The U.S. Environmental Protection Agency released today the 17th annual U.S. greenhouse gas inventory. The final report shows overall emissions in 2010 increased by 3.2% from the previous year because the economy expanded slightly. In addition, a factor was an increase in demand for electricity for air conditioning due to warmer summer weather during 2010.
EPA said that total emissions of the six main greenhouse gases in 2010 were equivalent to 6,822 million metric tons of carbon dioxide. These gases include carbon dioxide, methane, nitrous oxide, hydrofluorocarbons, perfluorocarbons and sulfur hexafluoride. EPA estimates that overall emissions have grown by more than 10% from 1990 to 2010.
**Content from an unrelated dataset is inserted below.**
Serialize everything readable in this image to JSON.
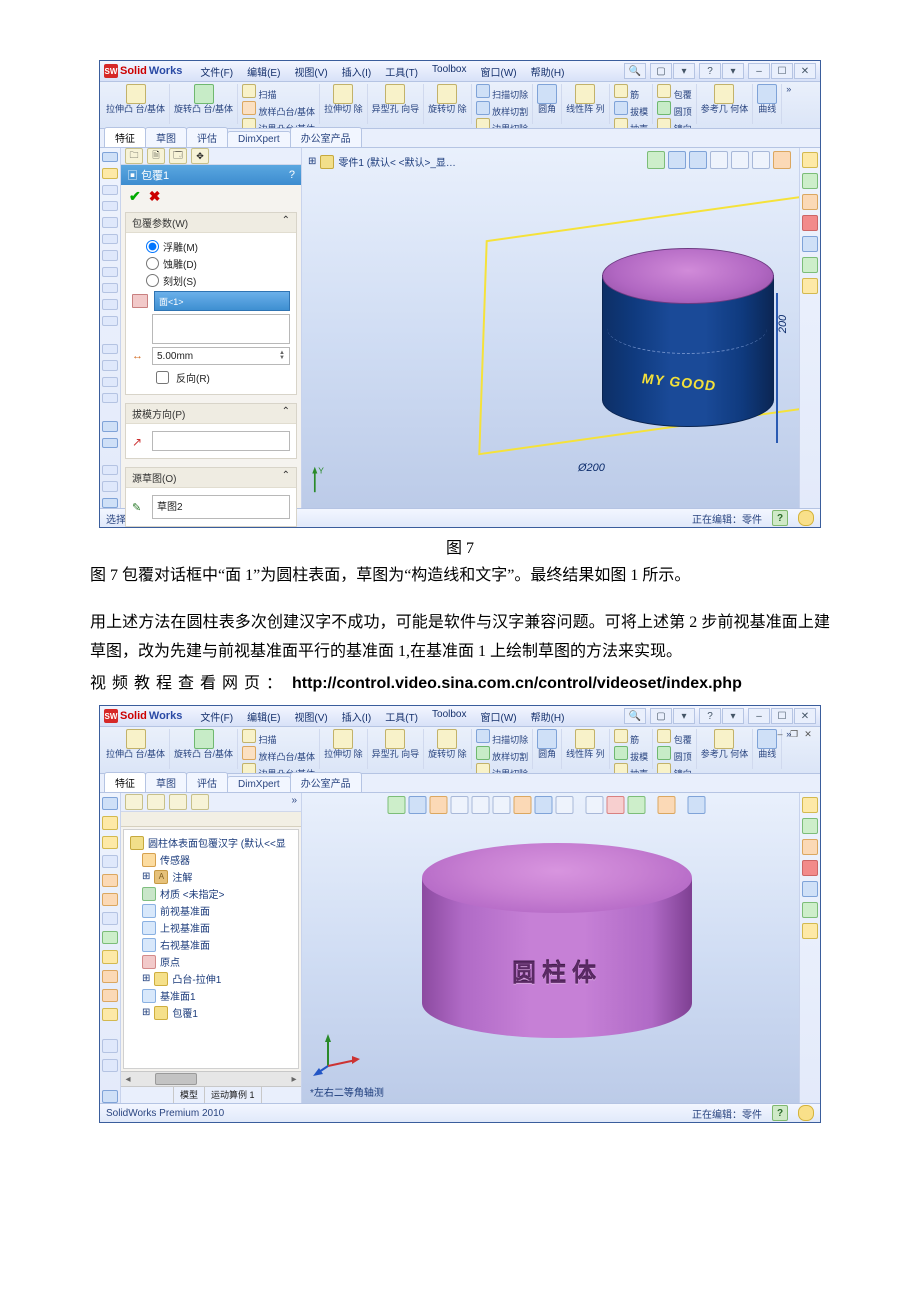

After taking office in 2009, President Obama – prompted by a 2007 Supreme Court decision affirming that the Clean Air Act covered greenhouse gases – directed DOT and EPA to speed development of auto fuel efficiency and greenhouse gas emissions standards on a national basis. The previous Bush Administration had declined to do so, leading to lawsuits from environmental groups, potentially causing chaos and economic harm to automakers, as well as hurting the U.S. economy.
EPA in 2009 determined that “greenhouse gas pollution threatens Americans’ health and welfare by leading to long lasting changes in our climate that can have a range of negative effects on human health and the environment.” Tougher national fuel economy standards ensued, and they could go as high as 54 mpg.
One giant caveat here: The EPA window sticker rating is not the same as the EPA CAFE rating used by automakers. As a rule, window sticker ratings are 25% lower than the numbers used for CAFE compliance. Moreover, the sticker ratings have been adjusted downward in recent years after drivers complained they were too optimistic. (See EPA Says Fuel Economy at Record High, CO2 at Record Low)
Currently, there is no uniform national limit on the amount of carbon pollution new power plants can emit, which comes from burning fossil fuels but EPA is in the process of issuing them. (See EPA Announces Carbon Pollution Limits for New Power Plants)
The Inventory of U.S. Greenhouse Gas Emissions and Sinks: 1990-2010 is the latest annual report that the United States has submitted to the Secretariat of the United Nations Framework Convention on Climate Change, which attempts to provide an overall framework for intergovernmental efforts to tackle the challenge posed by climate change.
The inventory tracks annual greenhouse gas emissions at the national level and presents historical emissions from 1990 to 2010. The inventory also calculates carbon dioxide emissions that are removed from the atmosphere by “sinks,” e.g., through the uptake of carbon by forests, vegetation and soils.
More on the greenhouse gas report http://www.epa.gov/climatechange/emissions/usinventoryreport.html,